In the same way, faith by itself, if it is not accompanied by action, is dead. (NIV) It couldn't get any simpler than that. The Bible's teaching is clear: Faith produces works. You can't get around it.
Suppose a brother or sister is without clothes and daily food. If one of you says to him, "Go, I wish you well; keep warm and well fed," but does nothing about his physical needs, what good is it? (NIV) Imagine this scenario in reality. A friend (note that it is a brother or sister) comes to your door. The friend is desperate. They are in need of food and clothing. You calmly look at them, and with a smile that is filled with calmness, you say, "My friend, you have come to the right place. Here you will receive help. Please, depart both warmed and filled." ...then you shut the door. Can you see how worthless the words are? Wouldn't you say that the person must not have even meant the words?
What good is it, my brothers, if a man claims to have faith but has no deeds? Can such faith save him? (NIV) A question with an obvious answer. Faith without deeds does no good. If a man says that he has faith, but does not have deeds, what is the point? There is no good there. Can it even save a person? We have been taught so many places in the scriptures that our works cannot save us. We are evil, vile, immoral people. We most assuredly cannot save ourselves by being good, and doing the works of God. The only answer to our dilemma was Jesus Christ Himself. He came and did the life for us. He was righteousness personified. Then He died so that we might live. So we cling to Him in faith. Trusting that His word is true, that His gospel is real. Then some stop there. They do not want to be saved from their worldly lifestyle. They simply want their ticket to heaven, or maybe I should say, they want their pass out of hell. They claim this saving faith is theirs, but the
Once God has spoken; Twice I have heard this: That power belongs to God; And lovingkindness is Yours, O Lord, For You recompense a man according to his work. (NASB) These two verses go together. The first thing that the Psalmist has learned from God is that He is powerful. He is sovereignly in control. There is none like Him in the extent of power, insomuch as power belongs to him. All that happens, happens because of Him. That alone would be an element of fear. To have one being that was in control to do as He wishes, that alone would be a thing of dread. This power that God holds does not come alone. It is perfectly coupled with His grace (His lovingkindness). Together, these two qualities are something to run to, not away from. This culminates the idea of God as a stronghold and a fortress. There is safety in Him. The one with all power is seeking out our good in all things. This is a combination worthy of our praise, our adoration, and our loyalty.

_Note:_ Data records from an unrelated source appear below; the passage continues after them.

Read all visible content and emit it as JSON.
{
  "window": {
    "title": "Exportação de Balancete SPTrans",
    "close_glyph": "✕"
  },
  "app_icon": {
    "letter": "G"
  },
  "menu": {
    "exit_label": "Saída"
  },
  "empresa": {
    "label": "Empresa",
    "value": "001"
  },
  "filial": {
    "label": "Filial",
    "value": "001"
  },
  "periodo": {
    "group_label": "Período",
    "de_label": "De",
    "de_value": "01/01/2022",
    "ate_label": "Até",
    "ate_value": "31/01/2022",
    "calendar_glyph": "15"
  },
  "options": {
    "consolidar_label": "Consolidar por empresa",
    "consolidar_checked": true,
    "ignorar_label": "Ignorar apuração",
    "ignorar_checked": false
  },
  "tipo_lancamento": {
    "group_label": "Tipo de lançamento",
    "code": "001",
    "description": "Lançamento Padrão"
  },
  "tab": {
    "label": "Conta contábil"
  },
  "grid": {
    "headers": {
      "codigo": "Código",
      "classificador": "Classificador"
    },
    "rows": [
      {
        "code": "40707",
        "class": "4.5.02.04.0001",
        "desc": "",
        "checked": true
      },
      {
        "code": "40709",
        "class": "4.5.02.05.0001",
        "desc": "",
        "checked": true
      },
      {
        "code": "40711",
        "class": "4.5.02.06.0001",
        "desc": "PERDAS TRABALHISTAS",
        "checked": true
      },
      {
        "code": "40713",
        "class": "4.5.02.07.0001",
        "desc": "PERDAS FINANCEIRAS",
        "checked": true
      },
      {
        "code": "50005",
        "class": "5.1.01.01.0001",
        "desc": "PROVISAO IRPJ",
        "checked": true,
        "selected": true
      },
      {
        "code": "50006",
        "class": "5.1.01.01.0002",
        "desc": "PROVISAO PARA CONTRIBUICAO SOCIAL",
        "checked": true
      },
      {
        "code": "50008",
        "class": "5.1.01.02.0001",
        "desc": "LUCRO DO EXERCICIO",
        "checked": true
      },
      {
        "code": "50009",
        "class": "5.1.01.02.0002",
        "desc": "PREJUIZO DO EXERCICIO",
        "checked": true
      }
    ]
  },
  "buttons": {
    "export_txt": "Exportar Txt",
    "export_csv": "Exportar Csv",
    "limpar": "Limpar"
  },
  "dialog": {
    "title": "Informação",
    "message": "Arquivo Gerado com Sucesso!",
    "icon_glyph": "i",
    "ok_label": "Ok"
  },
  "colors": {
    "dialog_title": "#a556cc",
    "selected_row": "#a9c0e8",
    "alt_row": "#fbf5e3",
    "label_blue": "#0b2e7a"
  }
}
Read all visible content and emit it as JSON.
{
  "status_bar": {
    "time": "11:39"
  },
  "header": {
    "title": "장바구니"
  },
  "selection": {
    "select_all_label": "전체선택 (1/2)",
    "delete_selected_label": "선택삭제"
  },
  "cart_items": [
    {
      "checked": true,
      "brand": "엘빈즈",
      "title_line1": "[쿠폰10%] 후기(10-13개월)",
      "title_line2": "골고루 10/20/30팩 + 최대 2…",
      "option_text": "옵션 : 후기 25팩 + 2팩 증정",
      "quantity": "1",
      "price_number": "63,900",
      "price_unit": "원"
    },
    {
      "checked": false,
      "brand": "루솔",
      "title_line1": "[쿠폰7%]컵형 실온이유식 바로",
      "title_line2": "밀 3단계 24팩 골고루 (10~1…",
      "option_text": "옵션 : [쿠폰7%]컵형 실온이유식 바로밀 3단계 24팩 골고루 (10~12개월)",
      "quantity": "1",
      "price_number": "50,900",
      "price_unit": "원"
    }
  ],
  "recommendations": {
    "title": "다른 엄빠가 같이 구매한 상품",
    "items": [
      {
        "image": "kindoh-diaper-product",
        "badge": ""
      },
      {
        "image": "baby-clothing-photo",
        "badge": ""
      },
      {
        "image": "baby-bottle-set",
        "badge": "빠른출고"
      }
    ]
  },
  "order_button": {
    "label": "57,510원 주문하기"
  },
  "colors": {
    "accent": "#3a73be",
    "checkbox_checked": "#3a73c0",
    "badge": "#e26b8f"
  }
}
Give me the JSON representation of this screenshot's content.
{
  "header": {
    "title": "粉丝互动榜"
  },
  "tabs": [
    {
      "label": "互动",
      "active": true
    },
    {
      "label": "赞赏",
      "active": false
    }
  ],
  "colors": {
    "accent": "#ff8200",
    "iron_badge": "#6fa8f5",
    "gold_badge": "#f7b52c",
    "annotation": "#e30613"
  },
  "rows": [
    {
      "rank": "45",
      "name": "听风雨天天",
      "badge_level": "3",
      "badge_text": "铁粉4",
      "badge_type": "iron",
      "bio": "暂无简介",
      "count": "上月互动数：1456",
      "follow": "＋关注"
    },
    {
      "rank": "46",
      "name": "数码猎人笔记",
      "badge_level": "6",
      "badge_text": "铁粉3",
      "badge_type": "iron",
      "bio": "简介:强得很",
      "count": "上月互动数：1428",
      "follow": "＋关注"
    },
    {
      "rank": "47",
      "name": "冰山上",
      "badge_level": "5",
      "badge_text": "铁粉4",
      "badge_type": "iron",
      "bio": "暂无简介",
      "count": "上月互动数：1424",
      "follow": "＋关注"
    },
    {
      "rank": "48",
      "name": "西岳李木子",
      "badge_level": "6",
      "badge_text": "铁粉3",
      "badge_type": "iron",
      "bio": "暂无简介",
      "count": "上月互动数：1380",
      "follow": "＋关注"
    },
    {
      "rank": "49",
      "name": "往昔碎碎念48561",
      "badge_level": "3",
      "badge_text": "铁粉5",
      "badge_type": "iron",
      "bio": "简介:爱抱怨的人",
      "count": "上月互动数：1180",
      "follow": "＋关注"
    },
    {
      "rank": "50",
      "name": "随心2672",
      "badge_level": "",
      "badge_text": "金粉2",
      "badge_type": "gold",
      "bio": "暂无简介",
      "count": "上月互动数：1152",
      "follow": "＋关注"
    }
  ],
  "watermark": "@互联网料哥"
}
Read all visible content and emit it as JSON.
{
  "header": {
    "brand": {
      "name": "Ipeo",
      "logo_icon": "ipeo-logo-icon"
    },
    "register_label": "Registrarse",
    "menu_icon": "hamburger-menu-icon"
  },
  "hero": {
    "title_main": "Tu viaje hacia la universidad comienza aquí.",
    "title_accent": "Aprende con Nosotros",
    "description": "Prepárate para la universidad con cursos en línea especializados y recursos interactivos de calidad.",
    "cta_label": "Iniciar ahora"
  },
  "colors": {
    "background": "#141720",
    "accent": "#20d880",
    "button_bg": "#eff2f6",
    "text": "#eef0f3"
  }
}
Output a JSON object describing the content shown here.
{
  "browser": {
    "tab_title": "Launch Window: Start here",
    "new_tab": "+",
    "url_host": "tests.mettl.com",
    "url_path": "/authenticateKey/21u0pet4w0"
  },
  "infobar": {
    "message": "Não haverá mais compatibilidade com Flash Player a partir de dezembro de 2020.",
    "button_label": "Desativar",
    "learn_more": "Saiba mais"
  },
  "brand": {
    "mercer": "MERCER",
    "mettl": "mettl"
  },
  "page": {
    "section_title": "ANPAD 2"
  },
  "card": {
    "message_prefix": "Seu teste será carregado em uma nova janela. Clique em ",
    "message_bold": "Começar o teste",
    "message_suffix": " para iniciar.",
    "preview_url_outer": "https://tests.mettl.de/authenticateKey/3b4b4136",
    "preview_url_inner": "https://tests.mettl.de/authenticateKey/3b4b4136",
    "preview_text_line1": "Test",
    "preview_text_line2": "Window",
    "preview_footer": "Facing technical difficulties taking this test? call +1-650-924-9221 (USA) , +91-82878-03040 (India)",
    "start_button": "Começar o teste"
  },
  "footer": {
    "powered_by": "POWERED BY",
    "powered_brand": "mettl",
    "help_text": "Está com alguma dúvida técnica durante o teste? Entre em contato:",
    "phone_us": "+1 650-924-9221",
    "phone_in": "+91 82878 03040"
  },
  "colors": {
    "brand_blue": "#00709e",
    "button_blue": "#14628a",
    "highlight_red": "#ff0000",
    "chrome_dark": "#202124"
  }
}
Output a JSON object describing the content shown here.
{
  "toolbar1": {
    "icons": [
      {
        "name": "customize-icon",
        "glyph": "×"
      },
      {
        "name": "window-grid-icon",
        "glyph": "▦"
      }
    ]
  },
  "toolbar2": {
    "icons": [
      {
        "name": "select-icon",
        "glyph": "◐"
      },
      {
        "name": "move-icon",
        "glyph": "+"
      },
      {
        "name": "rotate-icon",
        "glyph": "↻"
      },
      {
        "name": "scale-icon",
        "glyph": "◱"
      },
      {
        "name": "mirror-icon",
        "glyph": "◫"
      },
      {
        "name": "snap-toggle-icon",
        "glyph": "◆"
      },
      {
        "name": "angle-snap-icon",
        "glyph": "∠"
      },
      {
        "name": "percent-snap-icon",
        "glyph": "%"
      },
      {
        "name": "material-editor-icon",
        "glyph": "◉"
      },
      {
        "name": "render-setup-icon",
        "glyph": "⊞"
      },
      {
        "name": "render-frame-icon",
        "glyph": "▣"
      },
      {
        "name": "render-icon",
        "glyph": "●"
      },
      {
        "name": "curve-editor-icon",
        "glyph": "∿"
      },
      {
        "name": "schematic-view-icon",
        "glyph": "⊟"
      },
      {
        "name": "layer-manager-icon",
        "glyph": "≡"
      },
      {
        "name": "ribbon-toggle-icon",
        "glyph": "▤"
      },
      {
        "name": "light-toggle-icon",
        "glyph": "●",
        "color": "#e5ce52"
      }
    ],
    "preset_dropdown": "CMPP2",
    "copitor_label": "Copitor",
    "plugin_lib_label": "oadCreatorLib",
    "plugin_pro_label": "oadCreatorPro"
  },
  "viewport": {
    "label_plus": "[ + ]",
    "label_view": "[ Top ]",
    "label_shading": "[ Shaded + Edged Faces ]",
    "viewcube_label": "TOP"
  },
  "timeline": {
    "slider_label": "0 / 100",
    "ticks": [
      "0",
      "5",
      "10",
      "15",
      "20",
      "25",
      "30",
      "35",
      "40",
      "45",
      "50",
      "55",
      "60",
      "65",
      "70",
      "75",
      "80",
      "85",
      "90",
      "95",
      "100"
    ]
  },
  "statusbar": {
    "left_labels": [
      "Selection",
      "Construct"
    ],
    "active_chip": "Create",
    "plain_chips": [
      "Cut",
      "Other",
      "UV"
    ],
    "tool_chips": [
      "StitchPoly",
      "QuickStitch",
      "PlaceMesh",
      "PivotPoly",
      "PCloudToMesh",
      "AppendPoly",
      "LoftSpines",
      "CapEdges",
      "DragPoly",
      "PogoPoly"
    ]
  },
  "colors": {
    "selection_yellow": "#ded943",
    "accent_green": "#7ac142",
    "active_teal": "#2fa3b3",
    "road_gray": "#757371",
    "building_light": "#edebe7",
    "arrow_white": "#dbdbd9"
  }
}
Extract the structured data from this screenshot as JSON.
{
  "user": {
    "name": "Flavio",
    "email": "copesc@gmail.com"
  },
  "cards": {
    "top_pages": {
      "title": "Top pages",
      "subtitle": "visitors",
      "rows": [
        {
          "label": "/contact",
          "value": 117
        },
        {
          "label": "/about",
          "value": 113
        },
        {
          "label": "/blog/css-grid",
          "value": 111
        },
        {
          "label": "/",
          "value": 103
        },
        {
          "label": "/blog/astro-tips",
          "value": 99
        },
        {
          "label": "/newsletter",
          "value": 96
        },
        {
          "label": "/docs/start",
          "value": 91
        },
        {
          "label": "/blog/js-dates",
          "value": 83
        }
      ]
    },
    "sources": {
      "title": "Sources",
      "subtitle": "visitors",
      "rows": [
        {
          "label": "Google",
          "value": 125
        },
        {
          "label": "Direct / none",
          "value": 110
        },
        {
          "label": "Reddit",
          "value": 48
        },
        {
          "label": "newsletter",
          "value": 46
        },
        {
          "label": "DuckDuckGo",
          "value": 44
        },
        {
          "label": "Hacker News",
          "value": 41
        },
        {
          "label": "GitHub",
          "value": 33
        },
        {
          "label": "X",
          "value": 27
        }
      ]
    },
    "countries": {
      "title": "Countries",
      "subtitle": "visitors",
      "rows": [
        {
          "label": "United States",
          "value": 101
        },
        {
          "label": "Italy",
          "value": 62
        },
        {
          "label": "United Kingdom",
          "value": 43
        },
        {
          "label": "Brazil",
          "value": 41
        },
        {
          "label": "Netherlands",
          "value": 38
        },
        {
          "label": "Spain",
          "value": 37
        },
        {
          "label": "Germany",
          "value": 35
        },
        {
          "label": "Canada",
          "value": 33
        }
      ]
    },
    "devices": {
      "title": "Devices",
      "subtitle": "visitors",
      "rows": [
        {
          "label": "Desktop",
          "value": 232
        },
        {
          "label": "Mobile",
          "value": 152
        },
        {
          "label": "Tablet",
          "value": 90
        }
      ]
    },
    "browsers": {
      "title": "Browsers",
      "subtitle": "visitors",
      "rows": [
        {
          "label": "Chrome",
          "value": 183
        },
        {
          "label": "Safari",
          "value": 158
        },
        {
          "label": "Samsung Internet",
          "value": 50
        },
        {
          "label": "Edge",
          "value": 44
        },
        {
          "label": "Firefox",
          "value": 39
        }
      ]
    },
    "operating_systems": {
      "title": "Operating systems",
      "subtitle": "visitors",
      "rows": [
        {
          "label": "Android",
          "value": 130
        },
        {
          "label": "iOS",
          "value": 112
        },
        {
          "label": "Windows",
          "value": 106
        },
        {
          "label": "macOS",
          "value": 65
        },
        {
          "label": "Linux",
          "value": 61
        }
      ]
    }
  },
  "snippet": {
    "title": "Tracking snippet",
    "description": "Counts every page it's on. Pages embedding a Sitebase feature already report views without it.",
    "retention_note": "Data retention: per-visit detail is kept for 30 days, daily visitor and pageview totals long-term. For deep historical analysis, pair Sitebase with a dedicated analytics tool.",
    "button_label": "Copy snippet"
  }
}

Do not trust in oppression And do not vainly hope in robbery; If riches increase, do not set your heart upon them. (NASB) This verse is directed more to those who might go all out to get the things that they think they need. They eventually resort to sinful methods of gain: oppression and robbery. Even if this works, even if they get away with it for a season, they shouldn't (and won't) trust in it. It is a fleeting gain.
Men of low degree are only vanity and men of rank are a lie; In the balances they go up; They are together lighter than breath. (NASB) Rank makes no difference in the Kingdom of God. All together our little prestiges add up to nothing. The low born men are an emptiness. The men that have some great position, it is all a lie. It has no lasting value. The only thing that has substance is God Himself. This Psalm is a plea to give your life to God. He is worth it! He is the only one who is worthy.